BEGIN
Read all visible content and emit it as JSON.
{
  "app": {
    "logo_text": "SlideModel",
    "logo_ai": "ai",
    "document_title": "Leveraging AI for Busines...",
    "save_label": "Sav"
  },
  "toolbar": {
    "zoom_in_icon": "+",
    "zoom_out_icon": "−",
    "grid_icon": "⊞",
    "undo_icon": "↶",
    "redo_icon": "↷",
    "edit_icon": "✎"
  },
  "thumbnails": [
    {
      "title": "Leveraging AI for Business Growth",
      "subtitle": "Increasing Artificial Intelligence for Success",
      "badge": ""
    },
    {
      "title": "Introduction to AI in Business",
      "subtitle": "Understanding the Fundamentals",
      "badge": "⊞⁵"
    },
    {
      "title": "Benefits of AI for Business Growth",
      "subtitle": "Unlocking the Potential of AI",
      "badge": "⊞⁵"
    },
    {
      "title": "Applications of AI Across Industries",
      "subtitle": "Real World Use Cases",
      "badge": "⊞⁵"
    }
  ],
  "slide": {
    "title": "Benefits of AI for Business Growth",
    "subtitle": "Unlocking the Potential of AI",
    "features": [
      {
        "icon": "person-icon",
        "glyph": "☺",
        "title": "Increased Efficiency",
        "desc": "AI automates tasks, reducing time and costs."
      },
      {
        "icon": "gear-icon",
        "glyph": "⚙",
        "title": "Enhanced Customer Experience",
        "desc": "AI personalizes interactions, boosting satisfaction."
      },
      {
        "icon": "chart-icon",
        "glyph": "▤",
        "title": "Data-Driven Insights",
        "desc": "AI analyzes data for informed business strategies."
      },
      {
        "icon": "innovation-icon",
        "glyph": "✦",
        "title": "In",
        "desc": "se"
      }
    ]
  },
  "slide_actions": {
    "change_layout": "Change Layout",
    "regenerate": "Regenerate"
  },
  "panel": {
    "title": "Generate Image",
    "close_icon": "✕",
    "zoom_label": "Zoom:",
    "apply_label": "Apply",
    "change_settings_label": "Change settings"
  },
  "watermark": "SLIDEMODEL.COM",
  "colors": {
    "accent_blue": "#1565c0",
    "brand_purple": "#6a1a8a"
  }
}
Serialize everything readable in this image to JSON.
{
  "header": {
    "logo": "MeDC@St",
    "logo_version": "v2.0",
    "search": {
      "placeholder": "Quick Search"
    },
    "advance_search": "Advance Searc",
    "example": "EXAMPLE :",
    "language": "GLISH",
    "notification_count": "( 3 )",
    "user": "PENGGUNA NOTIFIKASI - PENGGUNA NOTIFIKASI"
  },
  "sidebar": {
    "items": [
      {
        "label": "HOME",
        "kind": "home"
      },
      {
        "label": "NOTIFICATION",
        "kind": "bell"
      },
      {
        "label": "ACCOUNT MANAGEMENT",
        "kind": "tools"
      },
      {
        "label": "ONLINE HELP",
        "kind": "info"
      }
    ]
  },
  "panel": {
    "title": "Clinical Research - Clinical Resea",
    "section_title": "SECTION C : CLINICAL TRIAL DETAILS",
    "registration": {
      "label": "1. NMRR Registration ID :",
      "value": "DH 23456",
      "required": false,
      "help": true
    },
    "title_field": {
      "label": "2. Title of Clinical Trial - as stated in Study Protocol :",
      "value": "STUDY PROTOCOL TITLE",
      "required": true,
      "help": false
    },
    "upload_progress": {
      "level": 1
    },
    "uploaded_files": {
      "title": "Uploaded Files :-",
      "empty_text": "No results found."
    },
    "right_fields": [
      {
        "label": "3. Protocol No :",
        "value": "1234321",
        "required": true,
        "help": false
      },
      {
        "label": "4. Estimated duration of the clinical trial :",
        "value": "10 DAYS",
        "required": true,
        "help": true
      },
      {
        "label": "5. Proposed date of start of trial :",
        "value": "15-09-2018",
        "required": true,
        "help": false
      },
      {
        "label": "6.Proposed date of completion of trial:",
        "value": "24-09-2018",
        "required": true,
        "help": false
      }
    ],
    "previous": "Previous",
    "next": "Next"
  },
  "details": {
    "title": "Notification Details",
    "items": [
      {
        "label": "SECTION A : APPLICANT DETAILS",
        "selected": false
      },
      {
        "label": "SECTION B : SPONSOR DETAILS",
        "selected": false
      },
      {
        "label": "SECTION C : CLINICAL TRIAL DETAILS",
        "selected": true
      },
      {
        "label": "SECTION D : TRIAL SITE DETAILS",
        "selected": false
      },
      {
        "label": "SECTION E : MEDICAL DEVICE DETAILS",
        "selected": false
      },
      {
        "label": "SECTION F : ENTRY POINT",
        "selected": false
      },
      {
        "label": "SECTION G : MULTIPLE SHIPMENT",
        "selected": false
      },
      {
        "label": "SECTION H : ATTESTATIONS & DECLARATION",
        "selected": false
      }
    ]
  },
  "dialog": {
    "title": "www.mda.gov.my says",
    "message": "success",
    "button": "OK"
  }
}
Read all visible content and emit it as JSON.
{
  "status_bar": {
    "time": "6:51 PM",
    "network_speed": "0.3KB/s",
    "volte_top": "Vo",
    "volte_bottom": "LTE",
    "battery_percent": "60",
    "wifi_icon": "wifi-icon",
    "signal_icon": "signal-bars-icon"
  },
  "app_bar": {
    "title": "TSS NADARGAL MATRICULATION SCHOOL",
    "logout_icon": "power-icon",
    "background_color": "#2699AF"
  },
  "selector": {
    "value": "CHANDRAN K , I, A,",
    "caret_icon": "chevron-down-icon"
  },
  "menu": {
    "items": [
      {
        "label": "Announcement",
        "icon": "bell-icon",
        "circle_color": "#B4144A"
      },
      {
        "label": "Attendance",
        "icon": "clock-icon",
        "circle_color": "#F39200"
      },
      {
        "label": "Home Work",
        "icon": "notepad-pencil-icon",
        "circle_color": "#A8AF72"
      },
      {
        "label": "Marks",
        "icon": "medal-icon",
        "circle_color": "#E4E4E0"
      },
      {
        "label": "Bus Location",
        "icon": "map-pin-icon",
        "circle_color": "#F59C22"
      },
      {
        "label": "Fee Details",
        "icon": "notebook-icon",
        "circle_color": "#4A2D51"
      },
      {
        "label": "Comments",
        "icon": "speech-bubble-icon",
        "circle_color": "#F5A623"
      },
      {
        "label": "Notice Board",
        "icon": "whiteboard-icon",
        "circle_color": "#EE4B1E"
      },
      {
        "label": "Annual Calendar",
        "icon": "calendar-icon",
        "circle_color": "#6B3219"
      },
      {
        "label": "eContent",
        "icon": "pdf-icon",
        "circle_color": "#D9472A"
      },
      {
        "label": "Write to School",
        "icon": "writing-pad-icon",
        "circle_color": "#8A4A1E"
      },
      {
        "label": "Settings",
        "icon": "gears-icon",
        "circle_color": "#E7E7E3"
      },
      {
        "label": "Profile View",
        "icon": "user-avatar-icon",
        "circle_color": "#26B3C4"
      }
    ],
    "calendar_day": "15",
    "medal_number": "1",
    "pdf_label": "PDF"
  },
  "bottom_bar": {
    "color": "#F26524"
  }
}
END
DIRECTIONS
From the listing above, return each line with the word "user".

PROBLEM SOLUTION
    "user": "PENGGUNA NOTIFIKASI - PENGGUNA NOTIFIKASI"
        "icon": "user-avatar-icon",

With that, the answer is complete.